Thread: Bogu kumite: historical question
11/13/2015 11:47am, #1
- Join Date
- Sep 2015
Bogu kumite: historical question
I pratice Nippon Kempo, a sort of karate + judo. There are very few information on the net about Nippon Kempo in a language that I can read, and many of these informations appear to be copied and pasted from one site to the other, so I have some doubts about the history of NK.
In NK competition, a very heavy protective gear ("bogu", literally armor I think) is used.

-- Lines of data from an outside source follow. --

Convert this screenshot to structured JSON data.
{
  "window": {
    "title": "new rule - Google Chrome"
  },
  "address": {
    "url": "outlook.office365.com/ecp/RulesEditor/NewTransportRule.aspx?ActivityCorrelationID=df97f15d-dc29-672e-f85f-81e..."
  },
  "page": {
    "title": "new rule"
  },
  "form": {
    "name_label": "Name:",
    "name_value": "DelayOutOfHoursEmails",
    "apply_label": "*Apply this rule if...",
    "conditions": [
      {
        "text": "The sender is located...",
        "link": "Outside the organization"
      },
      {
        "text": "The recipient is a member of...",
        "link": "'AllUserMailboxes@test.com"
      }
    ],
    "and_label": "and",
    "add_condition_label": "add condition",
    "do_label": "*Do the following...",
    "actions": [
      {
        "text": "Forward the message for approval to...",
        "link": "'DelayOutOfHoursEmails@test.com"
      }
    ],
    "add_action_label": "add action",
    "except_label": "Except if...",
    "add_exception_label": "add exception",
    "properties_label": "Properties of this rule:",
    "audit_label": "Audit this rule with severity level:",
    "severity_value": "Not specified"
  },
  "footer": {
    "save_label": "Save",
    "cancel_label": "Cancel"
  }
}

This form of competition is known as "bogu kumite".
NK is not the only form of karate that use "bogu", I've seen videos on youtube of "okinawan karate" guys doing bogu kumite.
In the history of N.K., Muneomi Sawayama is credited as both the founder of Nippon Kempo and implicitly the inventor of the idea of "bogu kumite" in 1932;
Wikipedia credits Shigeru Nakamura as the inventor of bogu kumite, however he founded his school in 1950:
does anybody knows something about the history of bogu kumite?
11/18/2015 10:58am, #2
- Join Date
- Dec 2007
11/18/2015 11:42am, #3
I was told that Tatsuo Shimabuku experimented with bogu kumite while developing Isshinryu (a variant of Shorin-ryu that incorporates some Goju-ryu).
There's also Daido Juku with its space helmets. I remember another Okinawan/Japanese style that did bogu kumite with hockey gloves, a catcher's facemask type headgear, and chest protectors, but the name is five years lost.
Remember also the parallel evolution of sanda/sanshou and TKD chest protectors.
I'd also count modern Kyokushin schools that use boxing gloves and headgear occasionally as engaging in bogu kumite, but that's me being pedantic.
Basically this is an idea that has been invented and reinvented continuously over the past 100 years at least.What a disgrace it is for a man to grow old without ever seeing the beauty and strength of which his body is capable. -Xenophon's Socrates
11/19/2015 12:01am, #4
- Join Date
- May 2003
For what it's worth, I read in a Black Belt magazine article that some of Funakoshi Gichin's early students in Japan also used Kendo Bogu for sparring. Funakoshi was reportedly against the idea.
The Renbukan also used bogu, and I think the Chito Ryu school did as well.
In the early 70's, the Asian Karate Do Championship held in the Philippines was conducted under Bogu Kumite Rules. That sparring format was very common in the Philippine Tournament scene at that time.